§ DATA:

%%

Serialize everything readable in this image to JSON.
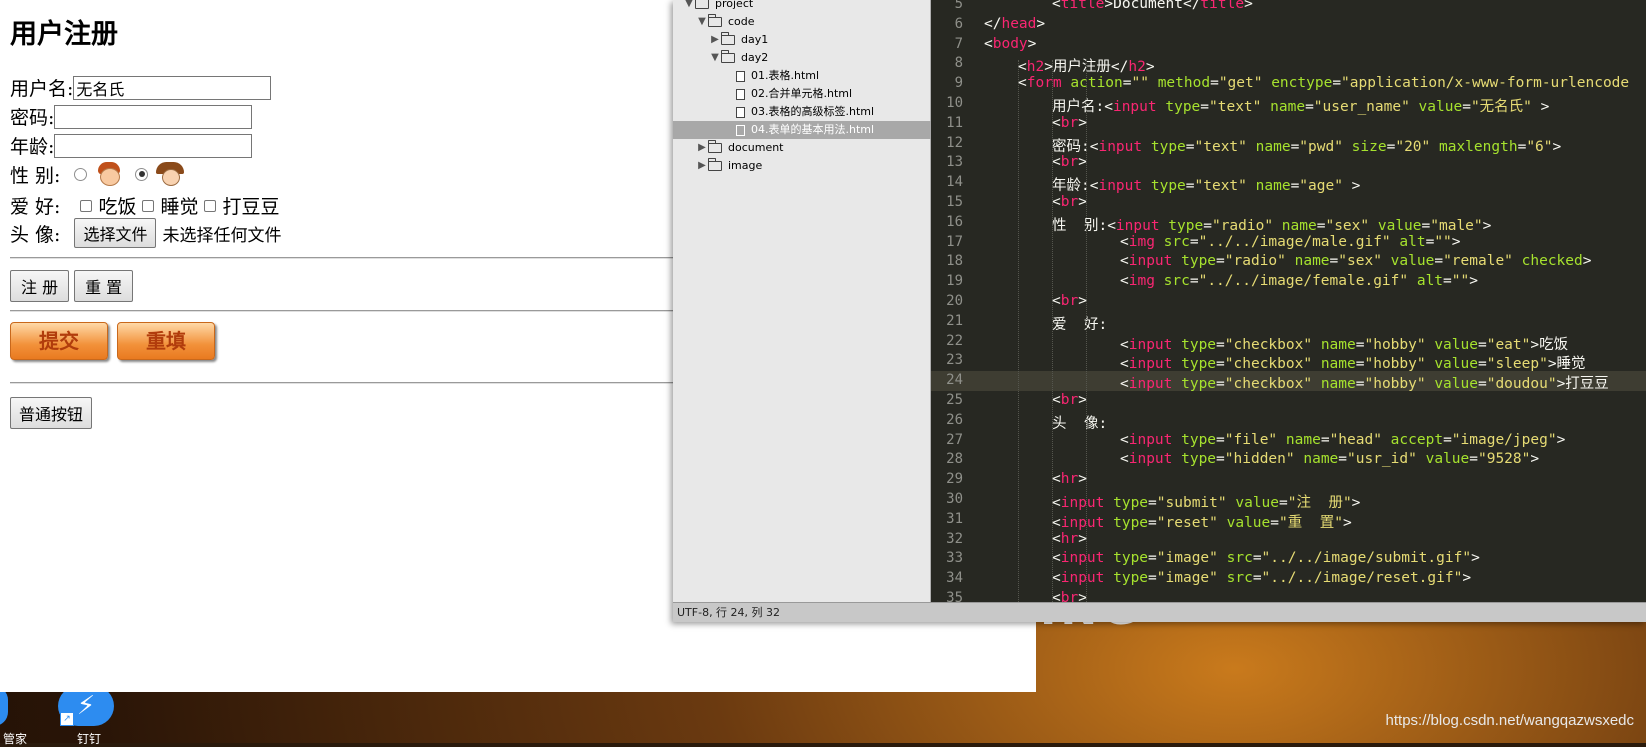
{
  "browser": {
    "title": "用户注册",
    "username_label": "用户名:",
    "username_value": "无名氏",
    "password_label": "密码:",
    "age_label": "年龄:",
    "gender_label": "性 别:",
    "hobby_label": "爱 好:",
    "hobbies": [
      "吃饭",
      "睡觉",
      "打豆豆"
    ],
    "avatar_label": "头 像:",
    "file_button": "选择文件",
    "file_status": "未选择任何文件",
    "submit_button": "注 册",
    "reset_button": "重 置",
    "image_submit": "提交",
    "image_reset": "重填",
    "plain_button": "普通按钮"
  },
  "file_tree": {
    "items": [
      {
        "label": "project",
        "type": "folder-open",
        "level": 0
      },
      {
        "label": "code",
        "type": "folder-open",
        "level": 1
      },
      {
        "label": "day1",
        "type": "folder",
        "level": 2
      },
      {
        "label": "day2",
        "type": "folder-open",
        "level": 2
      },
      {
        "label": "01.表格.html",
        "type": "file",
        "level": 3
      },
      {
        "label": "02.合并单元格.html",
        "type": "file",
        "level": 3
      },
      {
        "label": "03.表格的高级标签.html",
        "type": "file",
        "level": 3
      },
      {
        "label": "04.表单的基本用法.html",
        "type": "file",
        "level": 3,
        "selected": true
      },
      {
        "label": "document",
        "type": "folder",
        "level": 1
      },
      {
        "label": "image",
        "type": "folder",
        "level": 1
      }
    ]
  },
  "editor": {
    "line_numbers": [
      5,
      6,
      7,
      8,
      9,
      10,
      11,
      12,
      13,
      14,
      15,
      16,
      17,
      18,
      19,
      20,
      21,
      22,
      23,
      24,
      25,
      26,
      27,
      28,
      29,
      30,
      31,
      32,
      33,
      34,
      35
    ],
    "current_line": 24,
    "status": "UTF-8, 行 24, 列 32",
    "lines": [
      [
        {
          "c": "p",
          "t": "<"
        },
        {
          "c": "t",
          "t": "title"
        },
        {
          "c": "p",
          "t": ">Document</"
        },
        {
          "c": "t",
          "t": "title"
        },
        {
          "c": "p",
          "t": ">"
        }
      ],
      [
        {
          "c": "p",
          "t": "</"
        },
        {
          "c": "t",
          "t": "head"
        },
        {
          "c": "p",
          "t": ">"
        }
      ],
      [
        {
          "c": "p",
          "t": "<"
        },
        {
          "c": "t",
          "t": "body"
        },
        {
          "c": "p",
          "t": ">"
        }
      ],
      [
        {
          "c": "p",
          "t": "<"
        },
        {
          "c": "t",
          "t": "h2"
        },
        {
          "c": "p",
          "t": ">用户注册</"
        },
        {
          "c": "t",
          "t": "h2"
        },
        {
          "c": "p",
          "t": ">"
        }
      ],
      [
        {
          "c": "p",
          "t": "<"
        },
        {
          "c": "t",
          "t": "form"
        },
        {
          "c": "a",
          "t": " action"
        },
        {
          "c": "p",
          "t": "="
        },
        {
          "c": "s",
          "t": "\"\""
        },
        {
          "c": "a",
          "t": " method"
        },
        {
          "c": "p",
          "t": "="
        },
        {
          "c": "s",
          "t": "\"get\""
        },
        {
          "c": "a",
          "t": " enctype"
        },
        {
          "c": "p",
          "t": "="
        },
        {
          "c": "s",
          "t": "\"application/x-www-form-urlencode"
        }
      ],
      [
        {
          "c": "p",
          "t": "用户名:<"
        },
        {
          "c": "t",
          "t": "input"
        },
        {
          "c": "a",
          "t": " type"
        },
        {
          "c": "p",
          "t": "="
        },
        {
          "c": "s",
          "t": "\"text\""
        },
        {
          "c": "a",
          "t": " name"
        },
        {
          "c": "p",
          "t": "="
        },
        {
          "c": "s",
          "t": "\"user_name\""
        },
        {
          "c": "a",
          "t": " value"
        },
        {
          "c": "p",
          "t": "="
        },
        {
          "c": "s",
          "t": "\"无名氏\""
        },
        {
          "c": "p",
          "t": " >"
        }
      ],
      [
        {
          "c": "p",
          "t": "<"
        },
        {
          "c": "t",
          "t": "br"
        },
        {
          "c": "p",
          "t": ">"
        }
      ],
      [
        {
          "c": "p",
          "t": "密码:<"
        },
        {
          "c": "t",
          "t": "input"
        },
        {
          "c": "a",
          "t": " type"
        },
        {
          "c": "p",
          "t": "="
        },
        {
          "c": "s",
          "t": "\"text\""
        },
        {
          "c": "a",
          "t": " name"
        },
        {
          "c": "p",
          "t": "="
        },
        {
          "c": "s",
          "t": "\"pwd\""
        },
        {
          "c": "a",
          "t": " size"
        },
        {
          "c": "p",
          "t": "="
        },
        {
          "c": "s",
          "t": "\"20\""
        },
        {
          "c": "a",
          "t": " maxlength"
        },
        {
          "c": "p",
          "t": "="
        },
        {
          "c": "s",
          "t": "\"6\""
        },
        {
          "c": "p",
          "t": ">"
        }
      ],
      [
        {
          "c": "p",
          "t": "<"
        },
        {
          "c": "t",
          "t": "br"
        },
        {
          "c": "p",
          "t": ">"
        }
      ],
      [
        {
          "c": "p",
          "t": "年龄:<"
        },
        {
          "c": "t",
          "t": "input"
        },
        {
          "c": "a",
          "t": " type"
        },
        {
          "c": "p",
          "t": "="
        },
        {
          "c": "s",
          "t": "\"text\""
        },
        {
          "c": "a",
          "t": " name"
        },
        {
          "c": "p",
          "t": "="
        },
        {
          "c": "s",
          "t": "\"age\""
        },
        {
          "c": "p",
          "t": " >"
        }
      ],
      [
        {
          "c": "p",
          "t": "<"
        },
        {
          "c": "t",
          "t": "br"
        },
        {
          "c": "p",
          "t": ">"
        }
      ],
      [
        {
          "c": "p",
          "t": "性  别:<"
        },
        {
          "c": "t",
          "t": "input"
        },
        {
          "c": "a",
          "t": " type"
        },
        {
          "c": "p",
          "t": "="
        },
        {
          "c": "s",
          "t": "\"radio\""
        },
        {
          "c": "a",
          "t": " name"
        },
        {
          "c": "p",
          "t": "="
        },
        {
          "c": "s",
          "t": "\"sex\""
        },
        {
          "c": "a",
          "t": " value"
        },
        {
          "c": "p",
          "t": "="
        },
        {
          "c": "s",
          "t": "\"male\""
        },
        {
          "c": "p",
          "t": ">"
        }
      ],
      [
        {
          "c": "p",
          "t": "<"
        },
        {
          "c": "t",
          "t": "img"
        },
        {
          "c": "a",
          "t": " src"
        },
        {
          "c": "p",
          "t": "="
        },
        {
          "c": "s",
          "t": "\"../../image/male.gif\""
        },
        {
          "c": "a",
          "t": " alt"
        },
        {
          "c": "p",
          "t": "="
        },
        {
          "c": "s",
          "t": "\"\""
        },
        {
          "c": "p",
          "t": ">"
        }
      ],
      [
        {
          "c": "p",
          "t": "<"
        },
        {
          "c": "t",
          "t": "input"
        },
        {
          "c": "a",
          "t": " type"
        },
        {
          "c": "p",
          "t": "="
        },
        {
          "c": "s",
          "t": "\"radio\""
        },
        {
          "c": "a",
          "t": " name"
        },
        {
          "c": "p",
          "t": "="
        },
        {
          "c": "s",
          "t": "\"sex\""
        },
        {
          "c": "a",
          "t": " value"
        },
        {
          "c": "p",
          "t": "="
        },
        {
          "c": "s",
          "t": "\"remale\""
        },
        {
          "c": "a",
          "t": " checked"
        },
        {
          "c": "p",
          "t": ">"
        }
      ],
      [
        {
          "c": "p",
          "t": "<"
        },
        {
          "c": "t",
          "t": "img"
        },
        {
          "c": "a",
          "t": " src"
        },
        {
          "c": "p",
          "t": "="
        },
        {
          "c": "s",
          "t": "\"../../image/female.gif\""
        },
        {
          "c": "a",
          "t": " alt"
        },
        {
          "c": "p",
          "t": "="
        },
        {
          "c": "s",
          "t": "\"\""
        },
        {
          "c": "p",
          "t": ">"
        }
      ],
      [
        {
          "c": "p",
          "t": "<"
        },
        {
          "c": "t",
          "t": "br"
        },
        {
          "c": "p",
          "t": ">"
        }
      ],
      [
        {
          "c": "p",
          "t": "爱  好:"
        }
      ],
      [
        {
          "c": "p",
          "t": "<"
        },
        {
          "c": "t",
          "t": "input"
        },
        {
          "c": "a",
          "t": " type"
        },
        {
          "c": "p",
          "t": "="
        },
        {
          "c": "s",
          "t": "\"checkbox\""
        },
        {
          "c": "a",
          "t": " name"
        },
        {
          "c": "p",
          "t": "="
        },
        {
          "c": "s",
          "t": "\"hobby\""
        },
        {
          "c": "a",
          "t": " value"
        },
        {
          "c": "p",
          "t": "="
        },
        {
          "c": "s",
          "t": "\"eat\""
        },
        {
          "c": "p",
          "t": ">吃饭"
        }
      ],
      [
        {
          "c": "p",
          "t": "<"
        },
        {
          "c": "t",
          "t": "input"
        },
        {
          "c": "a",
          "t": " type"
        },
        {
          "c": "p",
          "t": "="
        },
        {
          "c": "s",
          "t": "\"checkbox\""
        },
        {
          "c": "a",
          "t": " name"
        },
        {
          "c": "p",
          "t": "="
        },
        {
          "c": "s",
          "t": "\"hobby\""
        },
        {
          "c": "a",
          "t": " value"
        },
        {
          "c": "p",
          "t": "="
        },
        {
          "c": "s",
          "t": "\"sleep\""
        },
        {
          "c": "p",
          "t": ">睡觉"
        }
      ],
      [
        {
          "c": "p",
          "t": "<"
        },
        {
          "c": "t",
          "t": "input"
        },
        {
          "c": "a",
          "t": " type"
        },
        {
          "c": "p",
          "t": "="
        },
        {
          "c": "s",
          "t": "\"checkbox\""
        },
        {
          "c": "a",
          "t": " name"
        },
        {
          "c": "p",
          "t": "="
        },
        {
          "c": "s",
          "t": "\"hobby\""
        },
        {
          "c": "a",
          "t": " value"
        },
        {
          "c": "p",
          "t": "="
        },
        {
          "c": "s",
          "t": "\"doudou\""
        },
        {
          "c": "p",
          "t": ">打豆豆"
        }
      ],
      [
        {
          "c": "p",
          "t": "<"
        },
        {
          "c": "t",
          "t": "br"
        },
        {
          "c": "p",
          "t": ">"
        }
      ],
      [
        {
          "c": "p",
          "t": "头  像:"
        }
      ],
      [
        {
          "c": "p",
          "t": "<"
        },
        {
          "c": "t",
          "t": "input"
        },
        {
          "c": "a",
          "t": " type"
        },
        {
          "c": "p",
          "t": "="
        },
        {
          "c": "s",
          "t": "\"file\""
        },
        {
          "c": "a",
          "t": " name"
        },
        {
          "c": "p",
          "t": "="
        },
        {
          "c": "s",
          "t": "\"head\""
        },
        {
          "c": "a",
          "t": " accept"
        },
        {
          "c": "p",
          "t": "="
        },
        {
          "c": "s",
          "t": "\"image/jpeg\""
        },
        {
          "c": "p",
          "t": ">"
        }
      ],
      [
        {
          "c": "p",
          "t": "<"
        },
        {
          "c": "t",
          "t": "input"
        },
        {
          "c": "a",
          "t": " type"
        },
        {
          "c": "p",
          "t": "="
        },
        {
          "c": "s",
          "t": "\"hidden\""
        },
        {
          "c": "a",
          "t": " name"
        },
        {
          "c": "p",
          "t": "="
        },
        {
          "c": "s",
          "t": "\"usr_id\""
        },
        {
          "c": "a",
          "t": " value"
        },
        {
          "c": "p",
          "t": "="
        },
        {
          "c": "s",
          "t": "\"9528\""
        },
        {
          "c": "p",
          "t": ">"
        }
      ],
      [
        {
          "c": "p",
          "t": "<"
        },
        {
          "c": "t",
          "t": "hr"
        },
        {
          "c": "p",
          "t": ">"
        }
      ],
      [
        {
          "c": "p",
          "t": "<"
        },
        {
          "c": "t",
          "t": "input"
        },
        {
          "c": "a",
          "t": " type"
        },
        {
          "c": "p",
          "t": "="
        },
        {
          "c": "s",
          "t": "\"submit\""
        },
        {
          "c": "a",
          "t": " value"
        },
        {
          "c": "p",
          "t": "="
        },
        {
          "c": "s",
          "t": "\"注  册\""
        },
        {
          "c": "p",
          "t": ">"
        }
      ],
      [
        {
          "c": "p",
          "t": "<"
        },
        {
          "c": "t",
          "t": "input"
        },
        {
          "c": "a",
          "t": " type"
        },
        {
          "c": "p",
          "t": "="
        },
        {
          "c": "s",
          "t": "\"reset\""
        },
        {
          "c": "a",
          "t": " value"
        },
        {
          "c": "p",
          "t": "="
        },
        {
          "c": "s",
          "t": "\"重  置\""
        },
        {
          "c": "p",
          "t": ">"
        }
      ],
      [
        {
          "c": "p",
          "t": "<"
        },
        {
          "c": "t",
          "t": "hr"
        },
        {
          "c": "p",
          "t": ">"
        }
      ],
      [
        {
          "c": "p",
          "t": "<"
        },
        {
          "c": "t",
          "t": "input"
        },
        {
          "c": "a",
          "t": " type"
        },
        {
          "c": "p",
          "t": "="
        },
        {
          "c": "s",
          "t": "\"image\""
        },
        {
          "c": "a",
          "t": " src"
        },
        {
          "c": "p",
          "t": "="
        },
        {
          "c": "s",
          "t": "\"../../image/submit.gif\""
        },
        {
          "c": "p",
          "t": ">"
        }
      ],
      [
        {
          "c": "p",
          "t": "<"
        },
        {
          "c": "t",
          "t": "input"
        },
        {
          "c": "a",
          "t": " type"
        },
        {
          "c": "p",
          "t": "="
        },
        {
          "c": "s",
          "t": "\"image\""
        },
        {
          "c": "a",
          "t": " src"
        },
        {
          "c": "p",
          "t": "="
        },
        {
          "c": "s",
          "t": "\"../../image/reset.gif\""
        },
        {
          "c": "p",
          "t": ">"
        }
      ],
      [
        {
          "c": "p",
          "t": "<"
        },
        {
          "c": "t",
          "t": "br"
        },
        {
          "c": "p",
          "t": ">"
        }
      ]
    ]
  },
  "desktop": {
    "watermark": "https://blog.csdn.net/wangqazwsxedc",
    "icon_labels": [
      "管家",
      "钉钉"
    ]
  },
  "colors": {
    "tag": "#f92672",
    "attr": "#a6e22e",
    "string": "#e6db74",
    "plain": "#f8f8f2",
    "editor_bg": "#272822"
  }
}
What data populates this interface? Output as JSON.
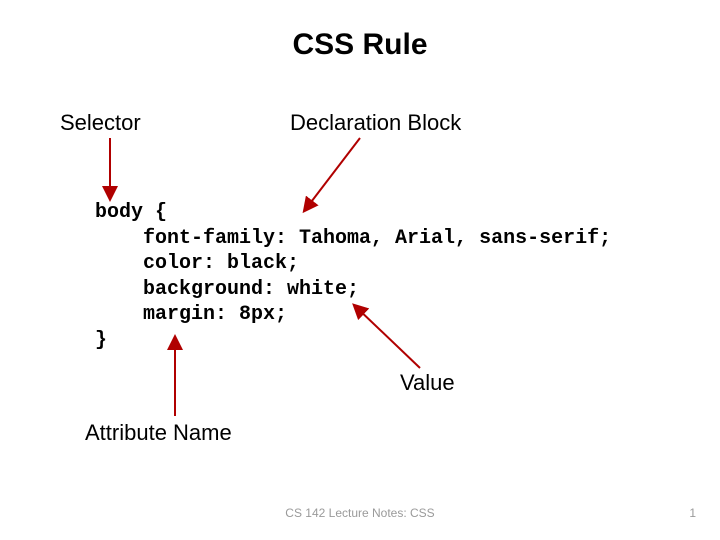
{
  "title": "CSS Rule",
  "labels": {
    "selector": "Selector",
    "declarationBlock": "Declaration Block",
    "value": "Value",
    "attributeName": "Attribute Name"
  },
  "code": {
    "l1": "body {",
    "l2": "    font-family: Tahoma, Arial, sans-serif;",
    "l3": "    color: black;",
    "l4": "    background: white;",
    "l5": "    margin: 8px;",
    "l6": "}"
  },
  "footer": "CS 142 Lecture Notes: CSS",
  "pageNumber": "1"
}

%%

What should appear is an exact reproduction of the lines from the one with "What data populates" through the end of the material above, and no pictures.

What data populates this interface? Output as JSON.
{
  "title": "CSS Rule",
  "labels": {
    "selector": "Selector",
    "declarationBlock": "Declaration Block",
    "value": "Value",
    "attributeName": "Attribute Name"
  },
  "code": {
    "l1": "body {",
    "l2": "    font-family: Tahoma, Arial, sans-serif;",
    "l3": "    color: black;",
    "l4": "    background: white;",
    "l5": "    margin: 8px;",
    "l6": "}"
  },
  "footer": "CS 142 Lecture Notes: CSS",
  "pageNumber": "1"
}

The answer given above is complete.